In 1858, Haraszthy wrote a 19 page report on grapes and vines in California. It was published by the state agricultural society that he became president of in 1862. In 1863, Haraszthy incorporated the Buena Vista Horticultural Society. This was the first California, if not United States, corporation dedicated to the wine making business. And, in 1861, Haraszthy was appointed by the governor to prepare a report for the state legislature on why and how to develop the state’s wine business.

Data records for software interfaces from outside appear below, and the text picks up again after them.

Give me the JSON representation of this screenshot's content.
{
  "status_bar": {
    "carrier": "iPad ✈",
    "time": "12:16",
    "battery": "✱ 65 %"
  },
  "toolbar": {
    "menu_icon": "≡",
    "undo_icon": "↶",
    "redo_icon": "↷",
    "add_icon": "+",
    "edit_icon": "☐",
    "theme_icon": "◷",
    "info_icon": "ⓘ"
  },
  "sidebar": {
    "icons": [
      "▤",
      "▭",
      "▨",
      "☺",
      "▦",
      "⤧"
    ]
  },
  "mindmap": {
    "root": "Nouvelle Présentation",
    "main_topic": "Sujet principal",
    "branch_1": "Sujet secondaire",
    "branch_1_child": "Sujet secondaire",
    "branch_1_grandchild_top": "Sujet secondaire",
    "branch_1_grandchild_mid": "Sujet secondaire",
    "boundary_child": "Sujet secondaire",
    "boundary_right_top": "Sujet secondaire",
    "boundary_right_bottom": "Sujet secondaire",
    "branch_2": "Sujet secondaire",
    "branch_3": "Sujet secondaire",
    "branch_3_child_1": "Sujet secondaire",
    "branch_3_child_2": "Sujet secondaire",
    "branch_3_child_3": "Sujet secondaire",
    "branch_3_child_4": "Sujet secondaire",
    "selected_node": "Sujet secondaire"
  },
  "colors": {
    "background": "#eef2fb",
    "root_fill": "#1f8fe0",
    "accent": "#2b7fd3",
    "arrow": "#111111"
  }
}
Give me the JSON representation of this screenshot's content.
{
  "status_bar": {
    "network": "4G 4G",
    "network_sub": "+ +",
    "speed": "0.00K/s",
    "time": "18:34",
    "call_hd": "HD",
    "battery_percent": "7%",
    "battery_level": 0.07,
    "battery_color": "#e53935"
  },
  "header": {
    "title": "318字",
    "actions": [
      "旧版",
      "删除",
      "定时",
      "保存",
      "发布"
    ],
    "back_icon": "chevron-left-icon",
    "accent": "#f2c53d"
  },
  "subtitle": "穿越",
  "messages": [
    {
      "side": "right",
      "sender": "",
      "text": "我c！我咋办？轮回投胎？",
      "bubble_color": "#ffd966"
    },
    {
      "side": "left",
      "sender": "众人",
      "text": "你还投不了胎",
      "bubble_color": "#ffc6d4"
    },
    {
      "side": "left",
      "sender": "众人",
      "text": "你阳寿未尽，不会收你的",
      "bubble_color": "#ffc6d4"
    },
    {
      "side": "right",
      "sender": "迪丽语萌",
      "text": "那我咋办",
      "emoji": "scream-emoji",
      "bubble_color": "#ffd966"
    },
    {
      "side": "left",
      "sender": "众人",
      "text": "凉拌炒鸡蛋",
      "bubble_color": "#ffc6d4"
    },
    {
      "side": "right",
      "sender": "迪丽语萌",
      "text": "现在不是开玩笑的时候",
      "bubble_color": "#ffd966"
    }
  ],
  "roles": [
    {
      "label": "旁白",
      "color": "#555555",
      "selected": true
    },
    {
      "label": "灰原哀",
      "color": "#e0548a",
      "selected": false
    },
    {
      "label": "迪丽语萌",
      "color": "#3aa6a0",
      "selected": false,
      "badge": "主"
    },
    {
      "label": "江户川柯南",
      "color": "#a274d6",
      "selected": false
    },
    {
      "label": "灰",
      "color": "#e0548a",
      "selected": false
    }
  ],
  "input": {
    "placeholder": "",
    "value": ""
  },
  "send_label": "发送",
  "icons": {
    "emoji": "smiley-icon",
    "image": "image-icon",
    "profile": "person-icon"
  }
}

In preparing for this report, he travelled through Europe investigating winery styles and methods, and gathering vine roots for planting (more than 100,000 vines, more than 350 different varieties). He offered to sell the rootstocks to the state, to plant them and see which varieties were best for California, to give them to wine makers across the state and more. None of his offers were accepted, and the massive expenditure was partly responsible for his later bankruptcy.
One last piece of the Haraszthy story is the Zinfandel controversy. His legend claims that he was responsible for bringing Zinfandel rootstock to California. In the 1870’s and 1880’s, one of his sons claimed that his father was the first to bring Zin into the state in 1852. Because this son was a well known sparkling wine producer in San Francisco and the president of the state board of agricultural commissioners, his claim was widely believed. Despite some challenges over the years, truth or legend, Haraszthy is still considered to be the founder of the California wine business. His title as the “Count” is a tribute to his accomplishments and legacy.
Today, Buena Vista Carneros Winery, its new formal name, makes a wine to honor their founder called “The Count.” Of course it is. It is a blend of grapes from Sonoma vineyards, each fermented separately, aged in American, French and Hungarian oak as needed and then blended into the finished wine. The grapes in it are Merlot, Syrah and, yes, Zinfandel. And it definitely delivers as the tribute it is meant to be. The bouquet is rich and opulent with black currant, cherries and hints of espresso. The flavors are those plus more – plum, blackberry, baking spices like cinnamon and cardamom. And the texture? Big, full, juicy, silky smooth. There is a subtle power to this wine the comes across in all its layers. As you go through your first glass, every sip is your new best friend. Truly amazing, and for $17.99. How often do we get to have a glass with a Count? Now we can have “The “Count,” by the glass or the bottle. Makes us all royalty, for a bit at least. Enjoy!